I’m standing cold in the sand, trying to see Rottnest Island through the sky’s swathes of grey.
My face is slick with tears that taste of you. No-one can tell me why the intensity of my grief—the savagery of it, the way it has me by the throat—isn’t enough to bring you back.
Sometimes I think you were born of the water, a child of the sea. The clues were all there, in the dips and shadows of your body, the salt on your skin.
First time you saw me, I was lying on the floor of our rehearsal space, timber boards cool beneath me. I was to be your Echo and you my Narcissus, to spurn me, reduce me to a bodiless state, no more than reflected sounds in a cave.
I’d arrived early and found the room empty, a silent space waiting for me, inviting me to shut my eyes, just for a minute.
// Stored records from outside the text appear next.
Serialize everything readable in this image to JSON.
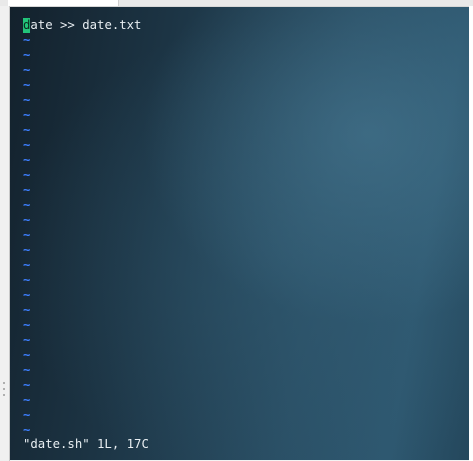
{
  "editor": {
    "cursor_char": "d",
    "first_line_rest": "ate >> date.txt",
    "empty_line_marker": "~",
    "empty_line_count": 27
  },
  "status_line": "\"date.sh\" 1L, 17C",
  "colors": {
    "cursor": "#22c47a",
    "tilde": "#3d7fff",
    "text": "#e8eef2"
  }
}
I closed the door and lay down in a darkness so dense I could barely see my hands held above my head. I could have been anywhere, anytime, breathing in the hush and breathing it out again. Until voices intruded on the soundscape, growing louder, coming closer. Light seared into the room when you opened the door, made me lift my hand to shield my eyes. I must’ve looked a strange waif, there on the floor.
Sometimes I think if I can just pick out these details, map them out with enough precision, then you’ll materialise here in front of me, just as you were. The way your left eyebrow kinked up at the edge, and that scar near your ear … I wanted to touch it even then, to let my fingers slide down the groove behind your jaw and slip round under the collar of your coat.
I stood up, brushing the fine dust off the backs of my legs, and I’m sure I smiled because how could I not have smiled on first seeing you, your lovely face, haloed by the light? A face I felt I knew, as though I’d run a finger along each line around your eyes already.
Lara turned on more lights and the boundless darkness became a walled room, not very big, only five rows of seats running along three walls. She got us to help her drag those two benches on to the stage. One to represent the seats in a train, the other a bench at the station. Remember?
You look at your watch, confused. I follow you as you walk along the platform to press the information button. A disembodied voice intones: ‘Your next train departs in seventeen minutes.’
‘Idiot,’ you mutter. Softly, I echo you: ‘Idiot.’
You turn sharply and say, ‘I’m sorry?’ ‘Sorry …’
You raise your eyebrows and smile before sitting on the bench and taking out your phone. I sit down nearby and take out my phone too. After a while, you put yours away and look at me. I blush under your scrutiny, until at last you speak.
‘Got off at the wrong station as well?’ ‘Well …’
You wait for me to elaborate, but I don’t, so you rest your elbows on your knees and smile at me.
‘Is that a yes or a no?’
‘A … no.’
You look away, intrigued but wary.
We still have ten minutes to wait; you make another attempt.
‘So, what are you up to tonight?’
‘You got any plans?’
I shake my head, but I love questions like this, questions I can reuse: ‘ You got any plans?’
‘I’m supposed to be meeting my mates at the next stop. Got off too soon. They’re waiting for me there though, which is cool.’
‘Come out with us if you like.’
‘If you like.’
Being on stage with you, my body seemed to listen to yours, as though each move you made sent tiny waves radiating towards me, through the air, to pulse against me. It was too much and not enough, all at once.
Jo Morrison is a Fremantle writer and freelance editor. She teaches at Murdoch University, where she completed her creative writing PhD in 2015. Her writing has been published in Westerly and Celebrity Studies. Find her online at www.jodijo.com and @jodijomo.
‘Of the Water’ is published in Joiner Bay and other stories, out now from Margaret River Press. Buy the book here, or from all good bookstores.